Items from an interface collection ::
********************
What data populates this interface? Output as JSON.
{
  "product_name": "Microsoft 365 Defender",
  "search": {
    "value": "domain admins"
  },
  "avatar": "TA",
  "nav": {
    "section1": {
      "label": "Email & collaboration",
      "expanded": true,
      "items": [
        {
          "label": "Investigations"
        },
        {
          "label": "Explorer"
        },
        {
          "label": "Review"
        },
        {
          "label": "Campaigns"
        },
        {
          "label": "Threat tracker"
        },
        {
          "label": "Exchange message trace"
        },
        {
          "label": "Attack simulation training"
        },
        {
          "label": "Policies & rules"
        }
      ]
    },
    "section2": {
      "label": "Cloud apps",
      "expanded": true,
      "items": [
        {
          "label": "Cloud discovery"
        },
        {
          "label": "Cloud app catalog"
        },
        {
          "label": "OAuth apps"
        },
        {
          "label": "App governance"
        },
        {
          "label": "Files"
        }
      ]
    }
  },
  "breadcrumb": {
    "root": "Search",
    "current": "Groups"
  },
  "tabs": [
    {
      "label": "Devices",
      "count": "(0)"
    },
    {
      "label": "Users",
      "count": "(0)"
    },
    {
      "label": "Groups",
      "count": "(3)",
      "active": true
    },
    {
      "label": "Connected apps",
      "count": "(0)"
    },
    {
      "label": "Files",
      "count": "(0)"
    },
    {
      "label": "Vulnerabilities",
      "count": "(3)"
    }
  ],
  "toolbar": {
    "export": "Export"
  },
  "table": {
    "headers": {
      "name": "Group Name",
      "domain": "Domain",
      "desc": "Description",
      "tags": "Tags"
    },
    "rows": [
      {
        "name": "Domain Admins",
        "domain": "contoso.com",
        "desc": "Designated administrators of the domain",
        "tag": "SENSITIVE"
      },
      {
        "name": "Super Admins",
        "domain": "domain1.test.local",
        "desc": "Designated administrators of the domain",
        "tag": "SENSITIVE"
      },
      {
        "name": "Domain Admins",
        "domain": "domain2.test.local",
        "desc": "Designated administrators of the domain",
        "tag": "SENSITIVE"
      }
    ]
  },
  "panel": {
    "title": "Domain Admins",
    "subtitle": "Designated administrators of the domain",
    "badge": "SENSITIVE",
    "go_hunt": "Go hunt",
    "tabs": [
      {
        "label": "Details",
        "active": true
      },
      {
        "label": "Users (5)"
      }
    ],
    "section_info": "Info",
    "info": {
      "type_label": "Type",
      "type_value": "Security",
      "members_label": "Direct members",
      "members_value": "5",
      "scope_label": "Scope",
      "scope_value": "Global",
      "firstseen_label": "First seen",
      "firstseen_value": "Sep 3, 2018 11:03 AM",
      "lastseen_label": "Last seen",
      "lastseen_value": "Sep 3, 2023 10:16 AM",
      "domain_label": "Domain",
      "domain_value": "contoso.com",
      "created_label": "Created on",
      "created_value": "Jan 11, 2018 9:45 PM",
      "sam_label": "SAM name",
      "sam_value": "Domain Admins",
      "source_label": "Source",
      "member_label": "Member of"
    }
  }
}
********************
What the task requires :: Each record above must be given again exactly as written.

Solution to this problem ::
What data populates this interface? Output as JSON.
{
  "product_name": "Microsoft 365 Defender",
  "search": {
    "value": "domain admins"
  },
  "avatar": "TA",
  "nav": {
    "section1": {
      "label": "Email & collaboration",
      "expanded": true,
      "items": [
        {
          "label": "Investigations"
        },
        {
          "label": "Explorer"
        },
        {
          "label": "Review"
        },
        {
          "label": "Campaigns"
        },
        {
          "label": "Threat tracker"
        },
        {
          "label": "Exchange message trace"
        },
        {
          "label": "Attack simulation training"
        },
        {
          "label": "Policies & rules"
        }
      ]
    },
    "section2": {
      "label": "Cloud apps",
      "expanded": true,
      "items": [
        {
          "label": "Cloud discovery"
        },
        {
          "label": "Cloud app catalog"
        },
        {
          "label": "OAuth apps"
        },
        {
          "label": "App governance"
        },
        {
          "label": "Files"
        }
      ]
    }
  },
  "breadcrumb": {
    "root": "Search",
    "current": "Groups"
  },
  "tabs": [
    {
      "label": "Devices",
      "count": "(0)"
    },
    {
      "label": "Users",
      "count": "(0)"
    },
    {
      "label": "Groups",
      "count": "(3)",
      "active": true
    },
    {
      "label": "Connected apps",
      "count": "(0)"
    },
    {
      "label": "Files",
      "count": "(0)"
    },
    {
      "label": "Vulnerabilities",
      "count": "(3)"
    }
  ],
  "toolbar": {
    "export": "Export"
  },
  "table": {
    "headers": {
      "name": "Group Name",
      "domain": "Domain",
      "desc": "Description",
      "tags": "Tags"
    },
    "rows": [
      {
        "name": "Domain Admins",
        "domain": "contoso.com",
        "desc": "Designated administrators of the domain",
        "tag": "SENSITIVE"
      },
      {
        "name": "Super Admins",
        "domain": "domain1.test.local",
        "desc": "Designated administrators of the domain",
        "tag": "SENSITIVE"
      },
      {
        "name": "Domain Admins",
        "domain": "domain2.test.local",
        "desc": "Designated administrators of the domain",
        "tag": "SENSITIVE"
      }
    ]
  },
  "panel": {
    "title": "Domain Admins",
    "subtitle": "Designated administrators of the domain",
    "badge": "SENSITIVE",
    "go_hunt": "Go hunt",
    "tabs": [
      {
        "label": "Details",
        "active": true
      },
      {
        "label": "Users (5)"
      }
    ],
    "section_info": "Info",
    "info": {
      "type_label": "Type",
      "type_value": "Security",
      "members_label": "Direct members",
      "members_value": "5",
      "scope_label": "Scope",
      "scope_value": "Global",
      "firstseen_label": "First seen",
      "firstseen_value": "Sep 3, 2018 11:03 AM",
      "lastseen_label": "Last seen",
      "lastseen_value": "Sep 3, 2023 10:16 AM",
      "domain_label": "Domain",
      "domain_value": "contoso.com",
      "created_label": "Created on",
      "created_value": "Jan 11, 2018 9:45 PM",
      "sam_label": "SAM name",
      "sam_value": "Domain Admins",
      "source_label": "Source",
      "member_label": "Member of"
    }
  }
}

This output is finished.